━━ EXTRACTED ENTRIES
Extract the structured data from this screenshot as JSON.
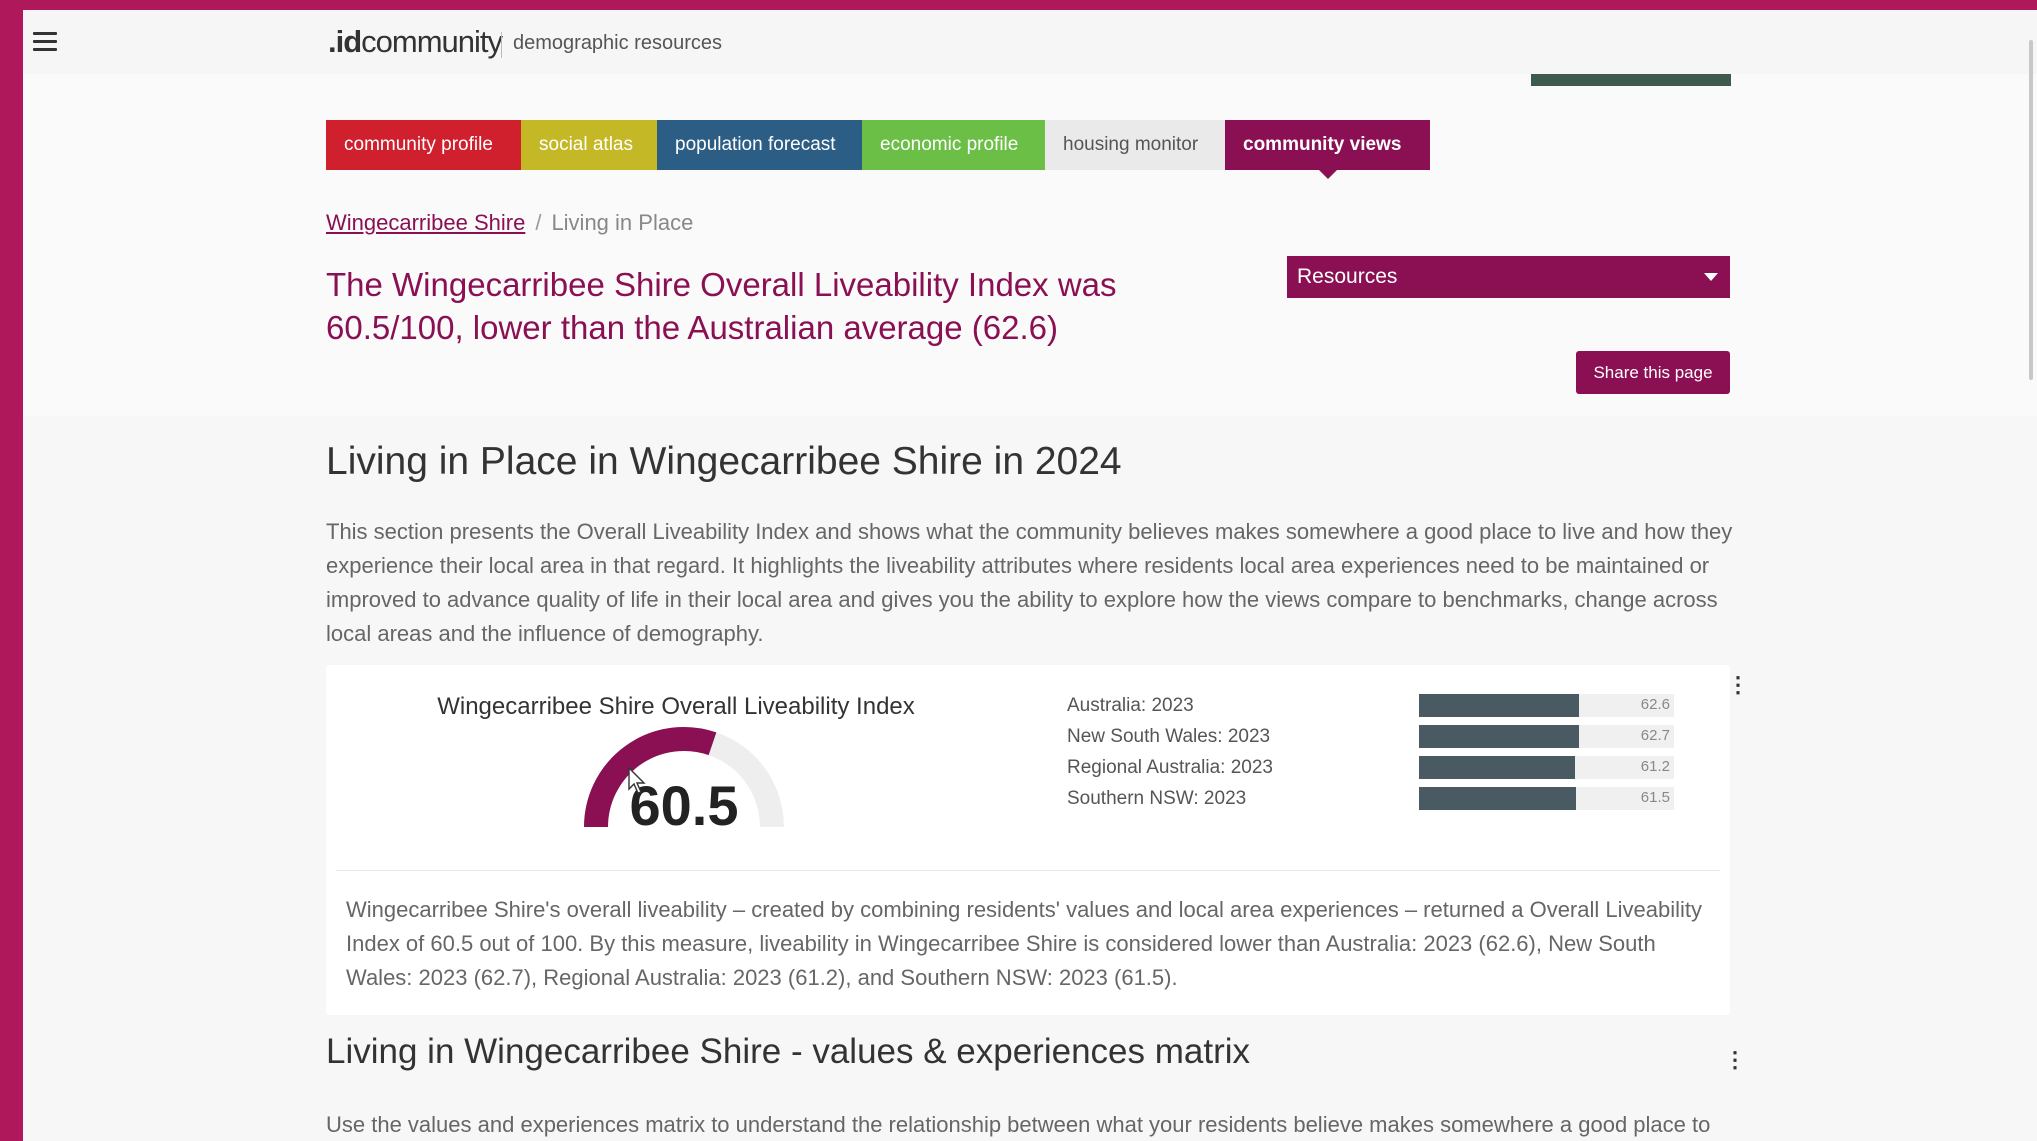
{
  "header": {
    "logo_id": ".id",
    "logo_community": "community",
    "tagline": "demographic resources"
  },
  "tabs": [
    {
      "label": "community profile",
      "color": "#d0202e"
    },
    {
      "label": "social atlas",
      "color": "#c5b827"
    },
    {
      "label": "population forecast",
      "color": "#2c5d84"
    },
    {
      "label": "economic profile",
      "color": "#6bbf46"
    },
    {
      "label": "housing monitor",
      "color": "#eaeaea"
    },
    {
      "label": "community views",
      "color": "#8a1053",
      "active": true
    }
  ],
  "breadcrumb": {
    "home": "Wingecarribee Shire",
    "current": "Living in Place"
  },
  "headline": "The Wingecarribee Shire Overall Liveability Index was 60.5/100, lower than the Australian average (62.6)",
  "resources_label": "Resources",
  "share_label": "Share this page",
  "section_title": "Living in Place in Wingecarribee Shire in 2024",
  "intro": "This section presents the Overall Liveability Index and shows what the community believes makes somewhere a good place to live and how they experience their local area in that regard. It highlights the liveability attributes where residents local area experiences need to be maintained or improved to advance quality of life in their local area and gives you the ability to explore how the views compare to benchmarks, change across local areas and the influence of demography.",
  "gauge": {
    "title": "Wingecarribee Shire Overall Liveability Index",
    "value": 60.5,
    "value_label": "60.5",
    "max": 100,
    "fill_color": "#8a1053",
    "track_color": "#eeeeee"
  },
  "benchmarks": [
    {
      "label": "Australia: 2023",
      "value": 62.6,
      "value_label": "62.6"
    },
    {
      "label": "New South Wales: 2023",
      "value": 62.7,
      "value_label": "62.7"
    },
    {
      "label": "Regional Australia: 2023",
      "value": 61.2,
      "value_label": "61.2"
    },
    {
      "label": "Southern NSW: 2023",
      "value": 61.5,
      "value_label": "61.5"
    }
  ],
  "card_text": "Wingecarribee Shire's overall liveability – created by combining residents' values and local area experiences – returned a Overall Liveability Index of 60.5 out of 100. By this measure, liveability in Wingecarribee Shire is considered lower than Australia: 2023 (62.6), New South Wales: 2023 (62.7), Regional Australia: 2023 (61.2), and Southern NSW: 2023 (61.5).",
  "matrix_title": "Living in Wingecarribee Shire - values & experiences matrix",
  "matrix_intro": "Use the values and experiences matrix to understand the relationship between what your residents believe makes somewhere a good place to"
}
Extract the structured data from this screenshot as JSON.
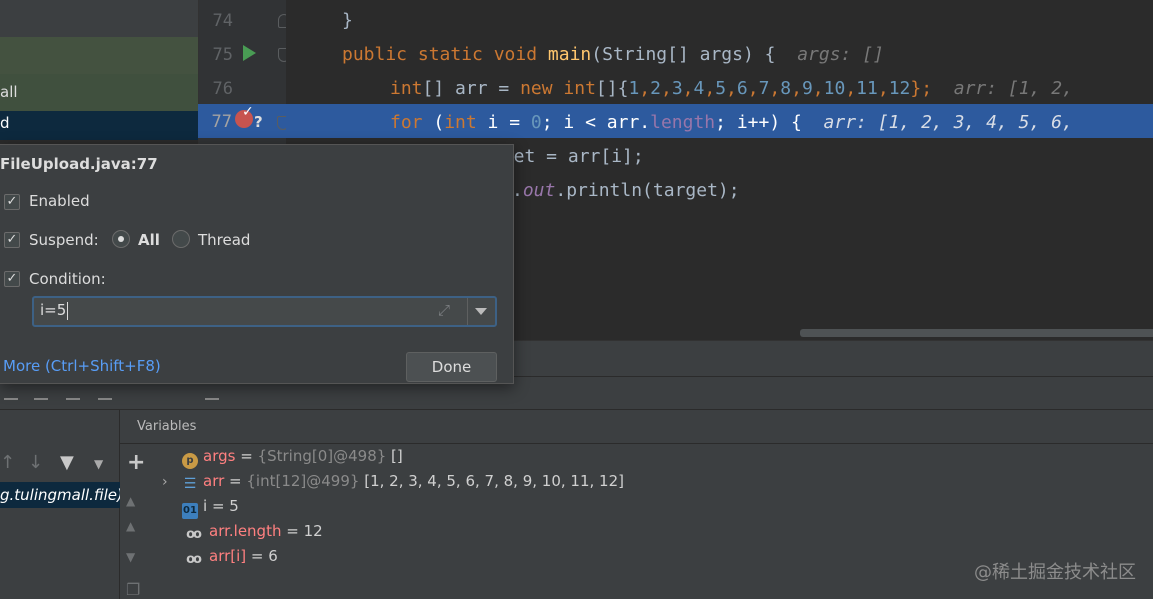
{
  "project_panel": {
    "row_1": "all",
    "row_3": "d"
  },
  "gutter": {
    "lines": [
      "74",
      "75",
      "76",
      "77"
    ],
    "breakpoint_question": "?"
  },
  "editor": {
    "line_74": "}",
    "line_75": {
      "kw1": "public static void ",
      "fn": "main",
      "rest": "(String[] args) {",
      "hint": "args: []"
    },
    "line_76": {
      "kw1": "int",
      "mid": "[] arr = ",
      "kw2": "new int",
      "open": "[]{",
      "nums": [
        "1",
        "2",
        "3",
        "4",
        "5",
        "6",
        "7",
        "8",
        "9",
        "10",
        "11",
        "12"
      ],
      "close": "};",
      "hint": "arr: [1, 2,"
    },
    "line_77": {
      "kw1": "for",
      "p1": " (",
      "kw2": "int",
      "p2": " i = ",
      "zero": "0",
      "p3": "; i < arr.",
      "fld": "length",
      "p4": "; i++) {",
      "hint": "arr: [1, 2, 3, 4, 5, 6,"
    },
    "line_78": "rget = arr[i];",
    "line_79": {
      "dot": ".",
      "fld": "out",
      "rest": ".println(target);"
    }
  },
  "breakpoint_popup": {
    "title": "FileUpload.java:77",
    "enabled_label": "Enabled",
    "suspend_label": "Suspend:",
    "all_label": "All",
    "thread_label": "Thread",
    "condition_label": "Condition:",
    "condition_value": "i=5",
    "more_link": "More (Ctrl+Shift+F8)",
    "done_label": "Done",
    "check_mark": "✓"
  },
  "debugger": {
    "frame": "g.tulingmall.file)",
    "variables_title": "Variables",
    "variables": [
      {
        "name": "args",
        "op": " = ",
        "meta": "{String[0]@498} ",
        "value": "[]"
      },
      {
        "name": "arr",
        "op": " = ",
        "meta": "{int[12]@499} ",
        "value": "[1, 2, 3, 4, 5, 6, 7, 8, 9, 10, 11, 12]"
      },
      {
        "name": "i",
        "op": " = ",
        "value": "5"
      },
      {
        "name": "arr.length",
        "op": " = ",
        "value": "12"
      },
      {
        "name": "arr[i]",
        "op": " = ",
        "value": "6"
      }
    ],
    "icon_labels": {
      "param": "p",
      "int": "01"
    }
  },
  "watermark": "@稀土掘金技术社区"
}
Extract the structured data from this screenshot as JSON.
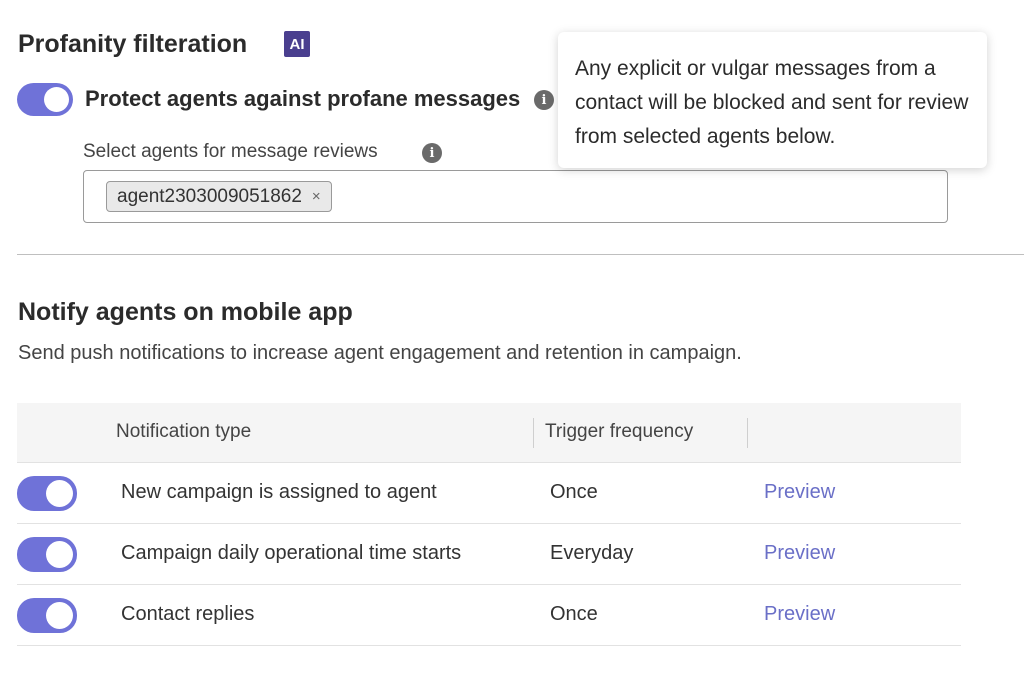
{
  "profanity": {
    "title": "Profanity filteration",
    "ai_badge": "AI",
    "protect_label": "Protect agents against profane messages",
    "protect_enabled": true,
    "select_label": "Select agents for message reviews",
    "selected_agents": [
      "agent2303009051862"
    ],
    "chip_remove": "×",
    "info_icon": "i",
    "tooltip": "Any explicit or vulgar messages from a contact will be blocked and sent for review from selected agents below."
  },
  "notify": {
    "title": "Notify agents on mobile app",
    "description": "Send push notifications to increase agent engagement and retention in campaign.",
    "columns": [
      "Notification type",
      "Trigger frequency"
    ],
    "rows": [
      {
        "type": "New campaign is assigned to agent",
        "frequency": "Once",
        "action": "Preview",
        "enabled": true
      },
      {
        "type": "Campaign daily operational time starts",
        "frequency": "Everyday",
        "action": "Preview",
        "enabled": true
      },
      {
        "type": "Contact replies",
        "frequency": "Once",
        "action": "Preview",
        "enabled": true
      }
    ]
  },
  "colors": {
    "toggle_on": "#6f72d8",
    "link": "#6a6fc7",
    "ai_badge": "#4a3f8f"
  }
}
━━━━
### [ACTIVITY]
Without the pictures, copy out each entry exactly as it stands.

### [RESULT FOR THIS TASK]
Extract the structured data from this screenshot as JSON.
{
  "header": {
    "logo_id": ".id",
    "logo_community": "community",
    "tagline": "demographic resources"
  },
  "tabs": [
    {
      "label": "community profile",
      "color": "#d0202e"
    },
    {
      "label": "social atlas",
      "color": "#c5b827"
    },
    {
      "label": "population forecast",
      "color": "#2c5d84"
    },
    {
      "label": "economic profile",
      "color": "#6bbf46"
    },
    {
      "label": "housing monitor",
      "color": "#eaeaea"
    },
    {
      "label": "community views",
      "color": "#8a1053",
      "active": true
    }
  ],
  "breadcrumb": {
    "home": "Wingecarribee Shire",
    "current": "Living in Place"
  },
  "headline": "The Wingecarribee Shire Overall Liveability Index was 60.5/100, lower than the Australian average (62.6)",
  "resources_label": "Resources",
  "share_label": "Share this page",
  "section_title": "Living in Place in Wingecarribee Shire in 2024",
  "intro": "This section presents the Overall Liveability Index and shows what the community believes makes somewhere a good place to live and how they experience their local area in that regard. It highlights the liveability attributes where residents local area experiences need to be maintained or improved to advance quality of life in their local area and gives you the ability to explore how the views compare to benchmarks, change across local areas and the influence of demography.",
  "gauge": {
    "title": "Wingecarribee Shire Overall Liveability Index",
    "value": 60.5,
    "value_label": "60.5",
    "max": 100,
    "fill_color": "#8a1053",
    "track_color": "#eeeeee"
  },
  "benchmarks": [
    {
      "label": "Australia: 2023",
      "value": 62.6,
      "value_label": "62.6"
    },
    {
      "label": "New South Wales: 2023",
      "value": 62.7,
      "value_label": "62.7"
    },
    {
      "label": "Regional Australia: 2023",
      "value": 61.2,
      "value_label": "61.2"
    },
    {
      "label": "Southern NSW: 2023",
      "value": 61.5,
      "value_label": "61.5"
    }
  ],
  "card_text": "Wingecarribee Shire's overall liveability – created by combining residents' values and local area experiences – returned a Overall Liveability Index of 60.5 out of 100. By this measure, liveability in Wingecarribee Shire is considered lower than Australia: 2023 (62.6), New South Wales: 2023 (62.7), Regional Australia: 2023 (61.2), and Southern NSW: 2023 (61.5).",
  "matrix_title": "Living in Wingecarribee Shire - values & experiences matrix",
  "matrix_intro": "Use the values and experiences matrix to understand the relationship between what your residents believe makes somewhere a good place to"
}
Extract the structured data from this screenshot as JSON.
{
  "project_panel": {
    "row_1": "all",
    "row_3": "d"
  },
  "gutter": {
    "lines": [
      "74",
      "75",
      "76",
      "77"
    ],
    "breakpoint_question": "?"
  },
  "editor": {
    "line_74": "}",
    "line_75": {
      "kw1": "public static void ",
      "fn": "main",
      "rest": "(String[] args) {",
      "hint": "args: []"
    },
    "line_76": {
      "kw1": "int",
      "mid": "[] arr = ",
      "kw2": "new int",
      "open": "[]{",
      "nums": [
        "1",
        "2",
        "3",
        "4",
        "5",
        "6",
        "7",
        "8",
        "9",
        "10",
        "11",
        "12"
      ],
      "close": "};",
      "hint": "arr: [1, 2,"
    },
    "line_77": {
      "kw1": "for",
      "p1": " (",
      "kw2": "int",
      "p2": " i = ",
      "zero": "0",
      "p3": "; i < arr.",
      "fld": "length",
      "p4": "; i++) {",
      "hint": "arr: [1, 2, 3, 4, 5, 6,"
    },
    "line_78": "rget = arr[i];",
    "line_79": {
      "dot": ".",
      "fld": "out",
      "rest": ".println(target);"
    }
  },
  "breakpoint_popup": {
    "title": "FileUpload.java:77",
    "enabled_label": "Enabled",
    "suspend_label": "Suspend:",
    "all_label": "All",
    "thread_label": "Thread",
    "condition_label": "Condition:",
    "condition_value": "i=5",
    "more_link": "More (Ctrl+Shift+F8)",
    "done_label": "Done",
    "check_mark": "✓"
  },
  "debugger": {
    "frame": "g.tulingmall.file)",
    "variables_title": "Variables",
    "variables": [
      {
        "name": "args",
        "op": " = ",
        "meta": "{String[0]@498} ",
        "value": "[]"
      },
      {
        "name": "arr",
        "op": " = ",
        "meta": "{int[12]@499} ",
        "value": "[1, 2, 3, 4, 5, 6, 7, 8, 9, 10, 11, 12]"
      },
      {
        "name": "i",
        "op": " = ",
        "value": "5"
      },
      {
        "name": "arr.length",
        "op": " = ",
        "value": "12"
      },
      {
        "name": "arr[i]",
        "op": " = ",
        "value": "6"
      }
    ],
    "icon_labels": {
      "param": "p",
      "int": "01"
    }
  },
  "watermark": "@稀土掘金技术社区"
}
Extract the structured data from this screenshot as JSON.
{
  "profanity": {
    "title": "Profanity filteration",
    "ai_badge": "AI",
    "protect_label": "Protect agents against profane messages",
    "protect_enabled": true,
    "select_label": "Select agents for message reviews",
    "selected_agents": [
      "agent2303009051862"
    ],
    "chip_remove": "×",
    "info_icon": "i",
    "tooltip": "Any explicit or vulgar messages from a contact will be blocked and sent for review from selected agents below."
  },
  "notify": {
    "title": "Notify agents on mobile app",
    "description": "Send push notifications to increase agent engagement and retention in campaign.",
    "columns": [
      "Notification type",
      "Trigger frequency"
    ],
    "rows": [
      {
        "type": "New campaign is assigned to agent",
        "frequency": "Once",
        "action": "Preview",
        "enabled": true
      },
      {
        "type": "Campaign daily operational time starts",
        "frequency": "Everyday",
        "action": "Preview",
        "enabled": true
      },
      {
        "type": "Contact replies",
        "frequency": "Once",
        "action": "Preview",
        "enabled": true
      }
    ]
  },
  "colors": {
    "toggle_on": "#6f72d8",
    "link": "#6a6fc7",
    "ai_badge": "#4a3f8f"
  }
}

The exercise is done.